- What you should do
Filter the entries for the string "frame". Copy each line that has it.

---------- Data for this exercise ----------

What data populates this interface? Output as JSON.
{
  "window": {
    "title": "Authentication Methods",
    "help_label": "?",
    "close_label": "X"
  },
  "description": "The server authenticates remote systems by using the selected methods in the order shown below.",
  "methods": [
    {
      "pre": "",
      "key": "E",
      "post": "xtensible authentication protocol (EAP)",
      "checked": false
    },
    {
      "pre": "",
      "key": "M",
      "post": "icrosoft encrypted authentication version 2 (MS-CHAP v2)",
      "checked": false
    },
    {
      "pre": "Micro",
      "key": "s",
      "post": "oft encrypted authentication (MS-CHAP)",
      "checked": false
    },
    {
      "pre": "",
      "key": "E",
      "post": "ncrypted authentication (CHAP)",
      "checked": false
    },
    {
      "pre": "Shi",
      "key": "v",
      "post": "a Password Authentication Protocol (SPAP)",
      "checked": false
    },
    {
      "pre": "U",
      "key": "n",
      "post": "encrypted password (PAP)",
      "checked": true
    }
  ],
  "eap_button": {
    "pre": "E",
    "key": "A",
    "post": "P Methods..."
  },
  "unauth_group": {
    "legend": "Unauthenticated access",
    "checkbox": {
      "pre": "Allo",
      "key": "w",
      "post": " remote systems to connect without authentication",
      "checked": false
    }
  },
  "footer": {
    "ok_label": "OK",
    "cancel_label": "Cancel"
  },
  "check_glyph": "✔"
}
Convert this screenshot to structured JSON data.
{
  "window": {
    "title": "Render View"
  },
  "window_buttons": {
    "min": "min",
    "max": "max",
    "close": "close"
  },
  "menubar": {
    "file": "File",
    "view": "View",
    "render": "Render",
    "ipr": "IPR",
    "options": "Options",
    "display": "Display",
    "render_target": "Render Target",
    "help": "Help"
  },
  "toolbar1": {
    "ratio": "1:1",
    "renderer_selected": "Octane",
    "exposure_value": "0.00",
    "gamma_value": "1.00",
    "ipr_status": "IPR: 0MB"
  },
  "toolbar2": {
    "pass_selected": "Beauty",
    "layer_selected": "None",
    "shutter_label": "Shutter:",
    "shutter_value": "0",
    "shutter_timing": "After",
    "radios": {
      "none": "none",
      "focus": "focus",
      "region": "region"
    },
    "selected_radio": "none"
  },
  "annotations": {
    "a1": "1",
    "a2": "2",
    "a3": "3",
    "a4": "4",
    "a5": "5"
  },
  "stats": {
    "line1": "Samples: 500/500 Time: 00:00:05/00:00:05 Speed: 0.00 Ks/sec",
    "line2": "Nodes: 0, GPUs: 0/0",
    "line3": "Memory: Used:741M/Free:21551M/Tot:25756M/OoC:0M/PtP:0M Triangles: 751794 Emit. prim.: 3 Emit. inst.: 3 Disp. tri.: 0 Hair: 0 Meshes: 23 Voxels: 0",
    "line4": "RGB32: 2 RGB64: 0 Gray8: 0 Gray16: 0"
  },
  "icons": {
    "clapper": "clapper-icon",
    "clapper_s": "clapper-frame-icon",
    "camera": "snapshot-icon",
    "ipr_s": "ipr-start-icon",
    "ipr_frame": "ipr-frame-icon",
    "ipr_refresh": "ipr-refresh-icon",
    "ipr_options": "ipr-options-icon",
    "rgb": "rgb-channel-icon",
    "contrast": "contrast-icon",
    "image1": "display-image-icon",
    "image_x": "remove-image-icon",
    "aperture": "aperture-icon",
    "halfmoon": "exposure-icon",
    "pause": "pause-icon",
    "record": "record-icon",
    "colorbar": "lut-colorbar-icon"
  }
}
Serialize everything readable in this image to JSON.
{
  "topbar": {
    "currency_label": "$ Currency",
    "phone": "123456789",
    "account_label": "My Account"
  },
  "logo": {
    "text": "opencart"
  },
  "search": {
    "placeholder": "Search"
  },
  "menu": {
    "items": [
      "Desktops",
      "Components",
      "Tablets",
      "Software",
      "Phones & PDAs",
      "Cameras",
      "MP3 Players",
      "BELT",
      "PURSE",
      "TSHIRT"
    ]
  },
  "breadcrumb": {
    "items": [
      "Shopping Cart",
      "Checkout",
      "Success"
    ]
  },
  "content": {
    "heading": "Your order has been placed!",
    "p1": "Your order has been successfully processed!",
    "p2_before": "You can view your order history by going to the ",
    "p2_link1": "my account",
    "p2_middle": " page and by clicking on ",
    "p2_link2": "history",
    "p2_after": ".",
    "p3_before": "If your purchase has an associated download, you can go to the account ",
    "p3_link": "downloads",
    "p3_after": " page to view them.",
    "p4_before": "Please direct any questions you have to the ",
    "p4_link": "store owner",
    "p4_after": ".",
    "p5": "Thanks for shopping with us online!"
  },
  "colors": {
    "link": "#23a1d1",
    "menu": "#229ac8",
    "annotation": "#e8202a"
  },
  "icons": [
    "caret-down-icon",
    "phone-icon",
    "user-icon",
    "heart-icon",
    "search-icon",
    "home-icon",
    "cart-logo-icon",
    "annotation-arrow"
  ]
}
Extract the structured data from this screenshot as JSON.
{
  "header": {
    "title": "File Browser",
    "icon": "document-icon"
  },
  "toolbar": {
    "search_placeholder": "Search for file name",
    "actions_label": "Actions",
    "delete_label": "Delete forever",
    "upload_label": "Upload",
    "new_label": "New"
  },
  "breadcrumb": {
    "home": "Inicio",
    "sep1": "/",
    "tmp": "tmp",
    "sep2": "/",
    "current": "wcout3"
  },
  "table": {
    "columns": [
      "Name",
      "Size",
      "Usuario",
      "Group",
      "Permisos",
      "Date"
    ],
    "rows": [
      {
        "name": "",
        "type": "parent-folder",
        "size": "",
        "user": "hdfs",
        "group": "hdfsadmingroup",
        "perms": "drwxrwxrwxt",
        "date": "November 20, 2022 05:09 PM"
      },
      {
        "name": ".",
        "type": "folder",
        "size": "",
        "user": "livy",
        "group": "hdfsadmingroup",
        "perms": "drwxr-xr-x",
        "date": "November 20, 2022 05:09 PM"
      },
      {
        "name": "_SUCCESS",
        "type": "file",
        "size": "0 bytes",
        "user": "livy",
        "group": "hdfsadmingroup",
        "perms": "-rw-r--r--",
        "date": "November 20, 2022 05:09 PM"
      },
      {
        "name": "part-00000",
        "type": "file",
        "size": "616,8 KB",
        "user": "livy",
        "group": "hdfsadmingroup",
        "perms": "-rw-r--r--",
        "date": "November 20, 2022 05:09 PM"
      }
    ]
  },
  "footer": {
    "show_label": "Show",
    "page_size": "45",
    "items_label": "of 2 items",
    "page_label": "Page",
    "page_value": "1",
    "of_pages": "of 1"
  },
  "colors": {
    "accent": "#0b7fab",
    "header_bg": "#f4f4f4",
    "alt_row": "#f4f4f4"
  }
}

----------

- Output for this task
    "clapper_s": "clapper-frame-icon",
    "ipr_frame": "ipr-frame-icon",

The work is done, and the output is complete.